Last Updated on September 6, 2023, by eNotes Editorial. Word Count: 543
Death and Decay
D. H. Lawrence masterfully evokes potent imagery in order to give body and shape to something as immaterial as the concept of decline and death. This “enfleshing” is achieved by the use of nature imagery: the falling apple in autumn (in itself representative of a transition toward death) in the first lines of the poem. The soul approaching death is likened to an apple falling from a tree. However, Lawrence does not present death as the instant of rupture between the tree and the apple; this moment is merely the pinnacle of life after which everything begins to decline.
Instead, he describes death as the gradual evanescence of our souls through the bruises and punctures in our bodies—openings at which the “endless ocean of the end” is inexorably pouring in and the soul is “oozing” out. The image of the apple is especially salient here, as the reader can imagine the fruit rotting on the ground, gradually losing its vitality the longer it has been severed from the tree. Thus, Lawrence uses natural imagery in order to solidly materialize the concept of the decadence toward death. This idea is important (and ironic) since the idea that Lawrence is treating within this work is the idea of the soul leaving the body, the incorporeal being divorced from the corporeal.

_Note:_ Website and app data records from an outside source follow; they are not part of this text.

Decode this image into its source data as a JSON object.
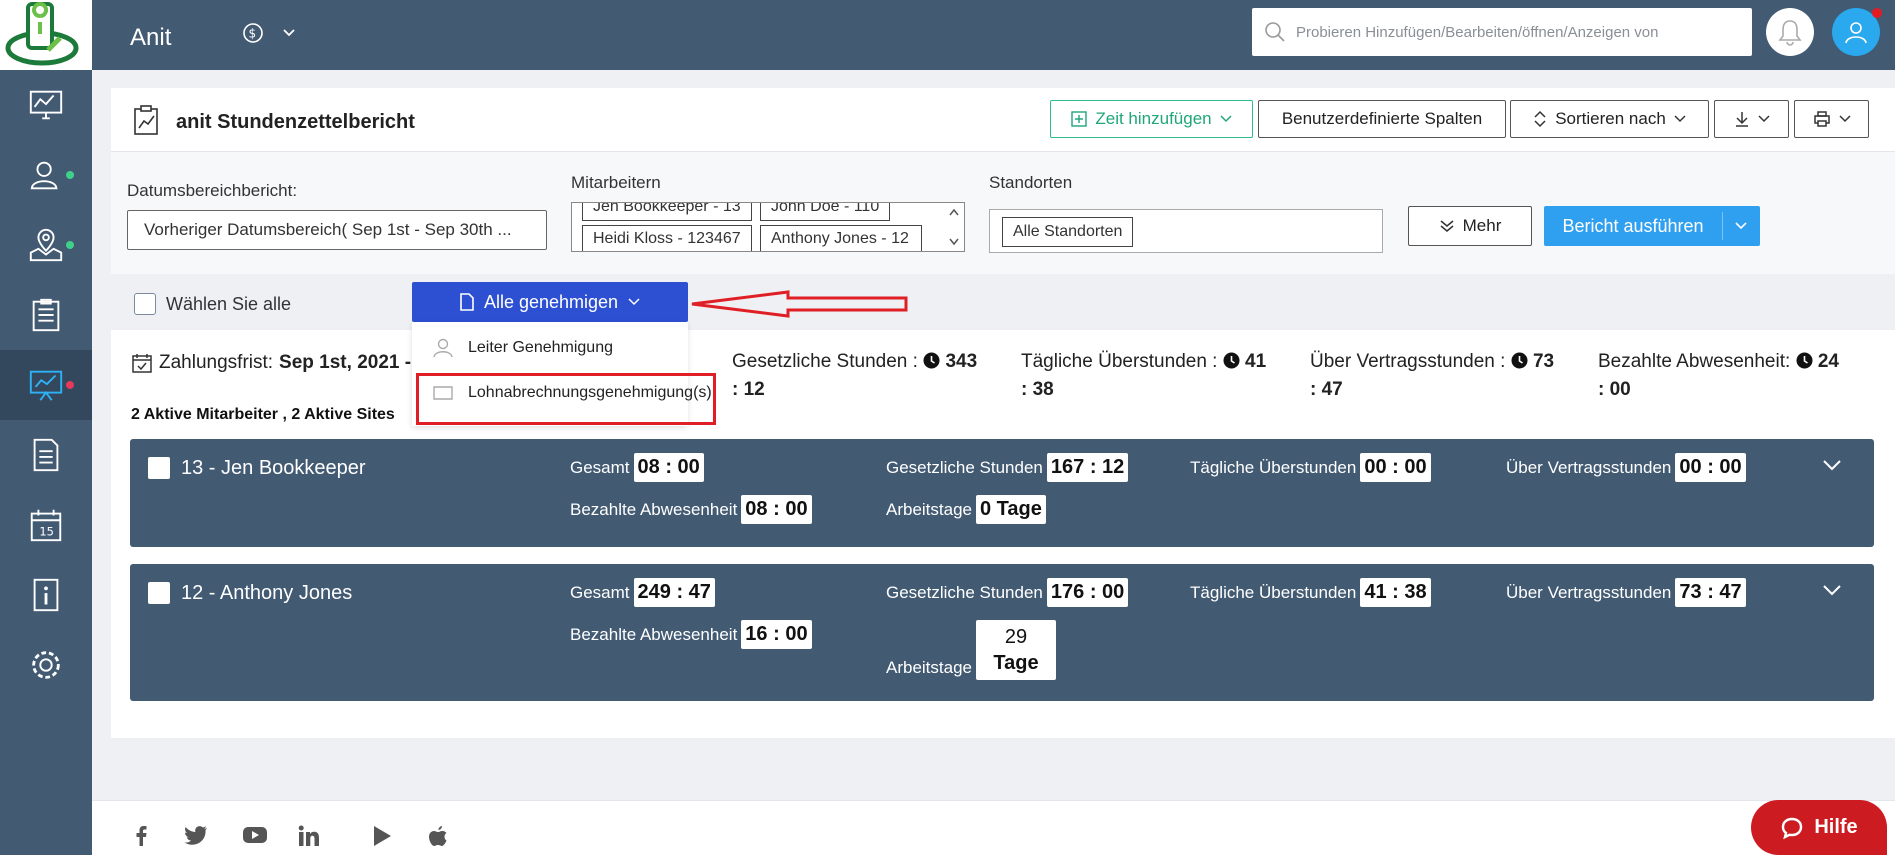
{
  "header": {
    "app_title": "Anit",
    "search_placeholder": "Probieren Hinzufügen/Bearbeiten/öffnen/Anzeigen von"
  },
  "report": {
    "title": "anit Stundenzettelbericht",
    "add_time": "Zeit hinzufügen",
    "custom_columns": "Benutzerdefinierte Spalten",
    "sort_by": "Sortieren nach"
  },
  "filters": {
    "date_label": "Datumsbereichbericht:",
    "date_value": "Vorheriger Datumsbereich( Sep 1st - Sep 30th ...",
    "employees_label": "Mitarbeitern",
    "employee_tags": [
      "Jen Bookkeeper - 13",
      "John Doe - 110",
      "Heidi Kloss - 123467",
      "Anthony Jones - 12"
    ],
    "locations_label": "Standorten",
    "location_tag": "Alle Standorten",
    "more": "Mehr",
    "run_report": "Bericht ausführen"
  },
  "select_all": "Wählen Sie alle",
  "approve": {
    "button": "Alle genehmigen",
    "items": [
      "Leiter Genehmigung",
      "Lohnabrechnungsgenehmigung(s)"
    ]
  },
  "summary": {
    "pay_label": "Zahlungsfrist:",
    "pay_value": "Sep 1st, 2021 -",
    "stats": [
      {
        "label": "Gesetzliche Stunden :",
        "v1": "343",
        "v2": ": 12"
      },
      {
        "label": "Tägliche Überstunden :",
        "v1": "41",
        "v2": ": 38"
      },
      {
        "label": "Über Vertragsstunden :",
        "v1": "73",
        "v2": ": 47"
      },
      {
        "label": "Bezahlte Abwesenheit:",
        "v1": "24",
        "v2": ": 00"
      }
    ],
    "active_line": "2 Aktive Mitarbeiter , 2 Aktive Sites"
  },
  "employees": [
    {
      "name": "13 - Jen Bookkeeper",
      "total_label": "Gesamt",
      "total": "08 : 00",
      "legal_label": "Gesetzliche Stunden",
      "legal": "167 : 12",
      "daily_label": "Tägliche Überstunden",
      "daily": "00 : 00",
      "contract_label": "Über Vertragsstunden",
      "contract": "00 : 00",
      "absence_label": "Bezahlte Abwesenheit",
      "absence": "08 : 00",
      "days_label": "Arbeitstage",
      "days": "0 Tage"
    },
    {
      "name": "12 - Anthony Jones",
      "total_label": "Gesamt",
      "total": "249 : 47",
      "legal_label": "Gesetzliche Stunden",
      "legal": "176 : 00",
      "daily_label": "Tägliche Überstunden",
      "daily": "41 : 38",
      "contract_label": "Über Vertragsstunden",
      "contract": "73 : 47",
      "absence_label": "Bezahlte Abwesenheit",
      "absence": "16 : 00",
      "days_label": "Arbeitstage",
      "days_num": "29",
      "days_unit": "Tage"
    }
  ],
  "help": "Hilfe",
  "colors": {
    "sidebar": "#435a73",
    "primary": "#2f9ff0",
    "approve": "#2d4fd1",
    "highlight": "#e01e26",
    "help": "#cc1b21"
  }
}
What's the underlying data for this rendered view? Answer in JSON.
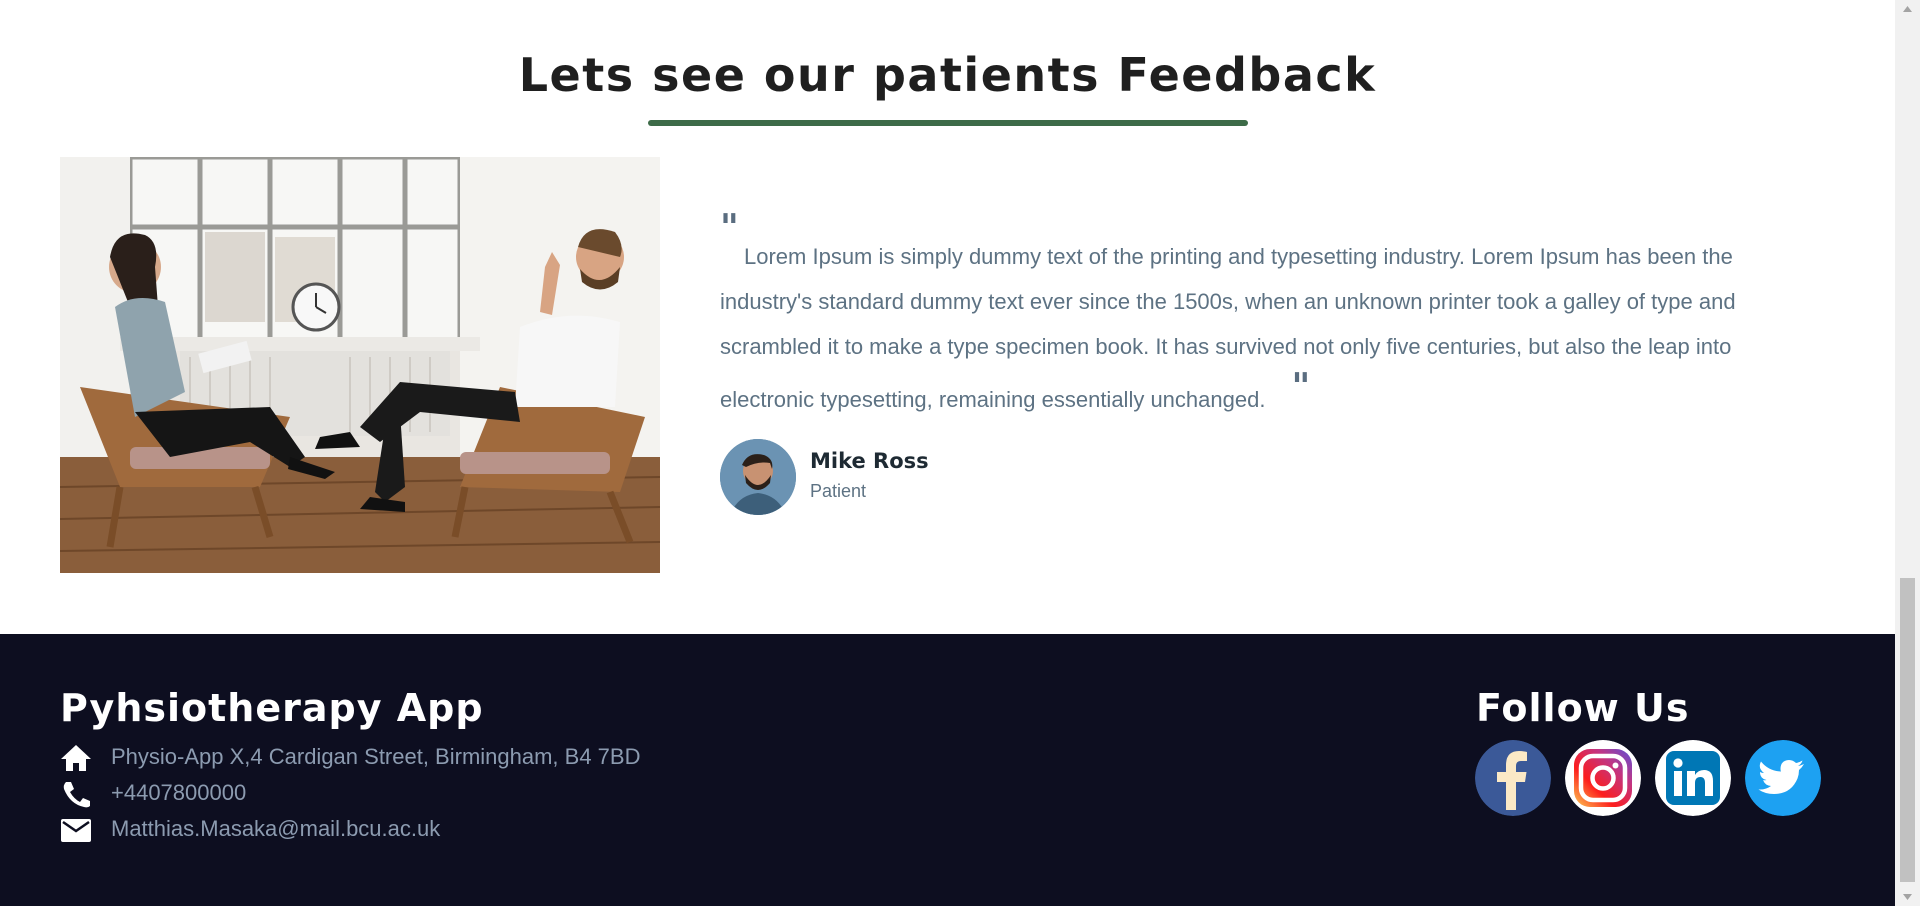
{
  "feedback": {
    "title": "Lets see our patients Feedback",
    "photo_alt": "Therapist talking with patient",
    "quote_open": "\"",
    "quote": "Lorem Ipsum is simply dummy text of the printing and typesetting industry. Lorem Ipsum has been the industry's standard dummy text ever since the 1500s, when an unknown printer took a galley of type and scrambled it to make a type specimen book. It has survived not only five centuries, but also the leap into electronic typesetting, remaining essentially unchanged.",
    "quote_close": "\"",
    "person": {
      "name": "Mike Ross",
      "role": "Patient"
    }
  },
  "footer": {
    "brand": "Pyhsiotherapy App",
    "contacts": [
      {
        "icon": "home-icon",
        "text": "Physio-App X,4 Cardigan Street, Birmingham, B4 7BD"
      },
      {
        "icon": "phone-icon",
        "text": "+4407800000"
      },
      {
        "icon": "mail-icon",
        "text": "Matthias.Masaka@mail.bcu.ac.uk"
      }
    ],
    "follow_title": "Follow Us",
    "socials": [
      {
        "icon": "facebook-icon",
        "color": "#3b5998"
      },
      {
        "icon": "instagram-icon",
        "color": "#e1306c"
      },
      {
        "icon": "linkedin-icon",
        "color": "#0077b5"
      },
      {
        "icon": "twitter-icon",
        "color": "#1da1f2"
      }
    ]
  },
  "colors": {
    "accent_underline": "#3d6b48",
    "footer_bg": "#0d0e20",
    "body_text": "#5d7283"
  }
}
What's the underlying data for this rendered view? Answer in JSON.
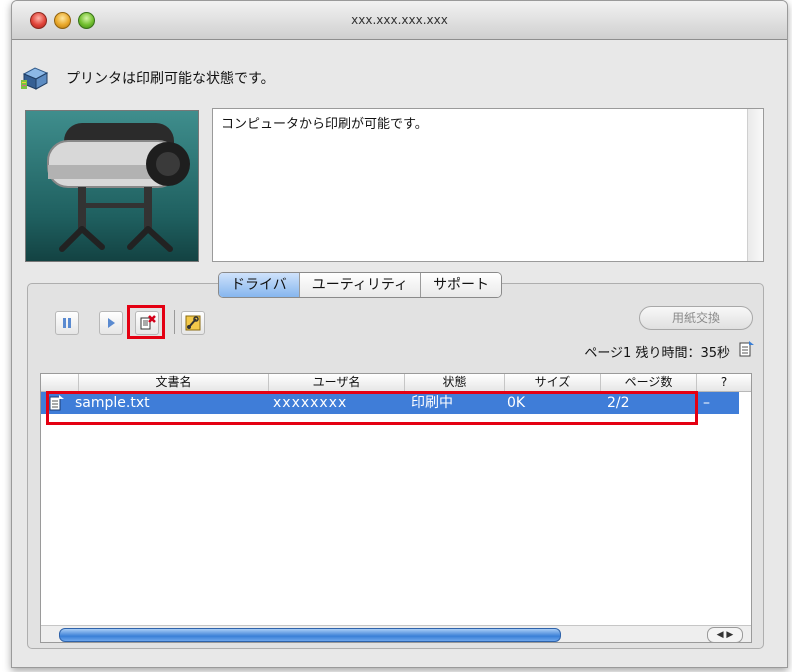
{
  "window": {
    "title": "xxx.xxx.xxx.xxx"
  },
  "status": {
    "text": "プリンタは印刷可能な状態です。",
    "icon": "printer-status-icon"
  },
  "message": {
    "text": "コンピュータから印刷が可能です。"
  },
  "tabs": [
    {
      "label": "ドライバ",
      "active": true
    },
    {
      "label": "ユーティリティ",
      "active": false
    },
    {
      "label": "サポート",
      "active": false
    }
  ],
  "toolbar": {
    "pause_icon": "pause-icon",
    "resume_icon": "play-icon",
    "delete_icon": "delete-job-icon",
    "utility_icon": "tool-icon",
    "paper_change_label": "用紙交換"
  },
  "page_info": {
    "text": "ページ1 残り時間：35秒"
  },
  "queue": {
    "columns": [
      "文書名",
      "ユーザ名",
      "状態",
      "サイズ",
      "ページ数",
      "?"
    ],
    "rows": [
      {
        "doc": "sample.txt",
        "user": "xxxxxxxx",
        "status": "印刷中",
        "size": "0K",
        "pages": "2/2",
        "extra": "–"
      }
    ]
  },
  "colors": {
    "selection": "#3f7dd8",
    "highlight": "#e40012",
    "tab_active": "#86b6ee"
  }
}
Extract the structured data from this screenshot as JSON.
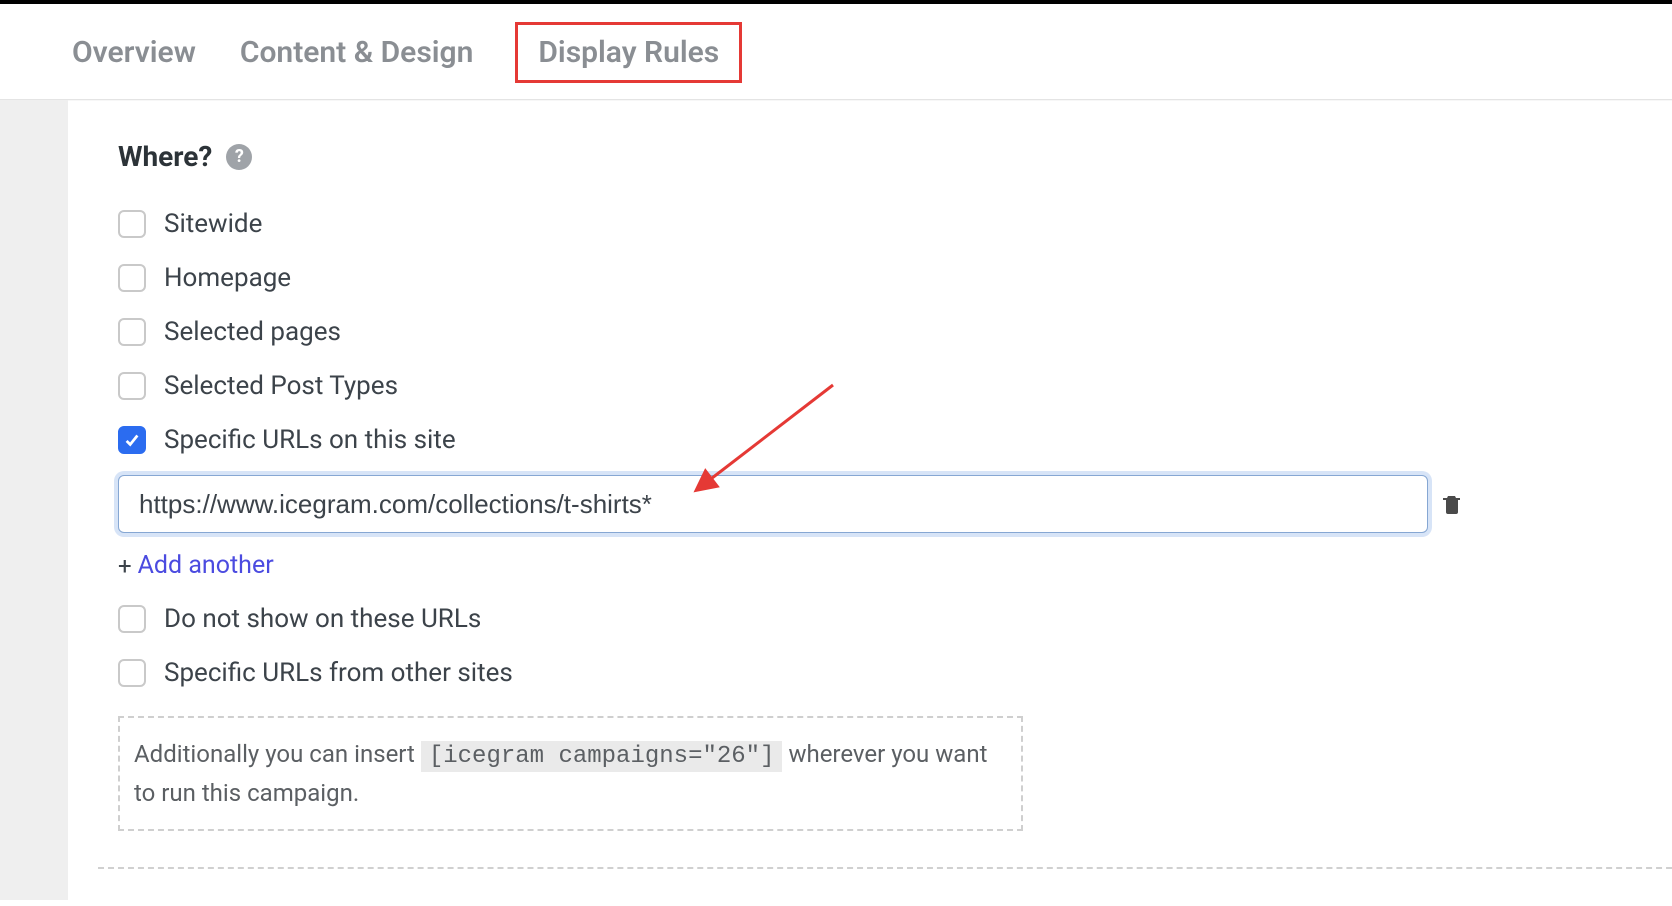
{
  "tabs": {
    "overview": "Overview",
    "content_design": "Content & Design",
    "display_rules": "Display Rules"
  },
  "section": {
    "title": "Where?",
    "help_char": "?"
  },
  "options": {
    "sitewide": {
      "label": "Sitewide",
      "checked": false
    },
    "homepage": {
      "label": "Homepage",
      "checked": false
    },
    "selected_pages": {
      "label": "Selected pages",
      "checked": false
    },
    "selected_post_types": {
      "label": "Selected Post Types",
      "checked": false
    },
    "specific_urls": {
      "label": "Specific URLs on this site",
      "checked": true
    },
    "do_not_show": {
      "label": "Do not show on these URLs",
      "checked": false
    },
    "other_sites": {
      "label": "Specific URLs from other sites",
      "checked": false
    }
  },
  "url_input": {
    "value": "https://www.icegram.com/collections/t-shirts*"
  },
  "add_another": {
    "plus": "+",
    "label": "Add another"
  },
  "shortcode": {
    "prefix": "Additionally you can insert ",
    "code": "[icegram campaigns=\"26\"]",
    "suffix": " wherever you want to run this campaign."
  },
  "icons": {
    "help": "help-icon",
    "trash": "trash-icon",
    "plus": "plus-icon"
  }
}
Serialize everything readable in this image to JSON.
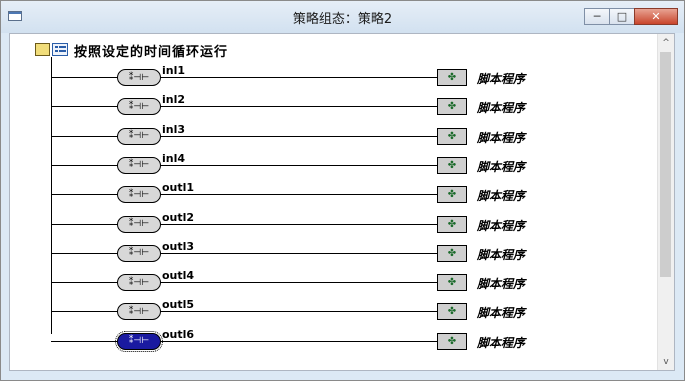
{
  "window": {
    "title": "策略组态：策略2",
    "minimize_glyph": "─",
    "maximize_glyph": "□",
    "close_glyph": "✕"
  },
  "scroll": {
    "up_glyph": "^",
    "down_glyph": "v"
  },
  "root": {
    "label": "按照设定的时间循环运行"
  },
  "rows": [
    {
      "condition": "inl1",
      "action": "脚本程序",
      "selected": false
    },
    {
      "condition": "inl2",
      "action": "脚本程序",
      "selected": false
    },
    {
      "condition": "inl3",
      "action": "脚本程序",
      "selected": false
    },
    {
      "condition": "inl4",
      "action": "脚本程序",
      "selected": false
    },
    {
      "condition": "outl1",
      "action": "脚本程序",
      "selected": false
    },
    {
      "condition": "outl2",
      "action": "脚本程序",
      "selected": false
    },
    {
      "condition": "outl3",
      "action": "脚本程序",
      "selected": false
    },
    {
      "condition": "outl4",
      "action": "脚本程序",
      "selected": false
    },
    {
      "condition": "outl5",
      "action": "脚本程序",
      "selected": false
    },
    {
      "condition": "outl6",
      "action": "脚本程序",
      "selected": true
    }
  ],
  "icons": {
    "condition_glyph": "⁑⊣⊢",
    "action_glyph": "✤"
  }
}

Death as a Journey
The fundamental assertion that the poem conveys is the necessity of “build[ing] the ship of death” that will be used to carry the soul on “the longest journey, to oblivion.” This ship, rather than being merely a metaphor for spiritual preparation, is explicitly stored with material necessities; the speaker asserts that it should be stocked with a “store of food and little cooking pans / and change of clothes.”
In relation to the severity of the subject that Lawrence is addressing, the idea that what is needed to carry the soul through oblivion is a “change of clothes” seems somewhat irreverent. However, this statement also has a soothing effect, in that the speaker implies that the journey into oblivion can be treated like any other journey. The speaker states that the only thing that can be done with the knowledge of death is to prepare for it and implicitly urges the reader to regard it with a calm kind of pragmatism, especially since it is ultimately inevitable.
The Cyclicality of Life and Death
In the first stanza, Lawrence likens the process of decline to autumn, which has often been used as a symbol of the period before death. However, Lawrence also factors the cyclicality of the seasons into this imagery: ultimately, the speaker asserts that the process from life to death is reciprocal and recurring. In the ninth stanza, the speaker speaks of the “flush of rose” that emerges within the oblivion that follows death, causing the “whole thing” to start again—suggesting that the voyage to oblivion is also a voyage back to life. The soul, despite losing its form and wandering aimlessly though oblivion, eventually “emerges, strange and lovely”—embodied once again to start the process over. The ship of death, then, can be understood as a metaphor for the beliefs that protect us from disappearing finally into oblivion; it is a way to rebirth.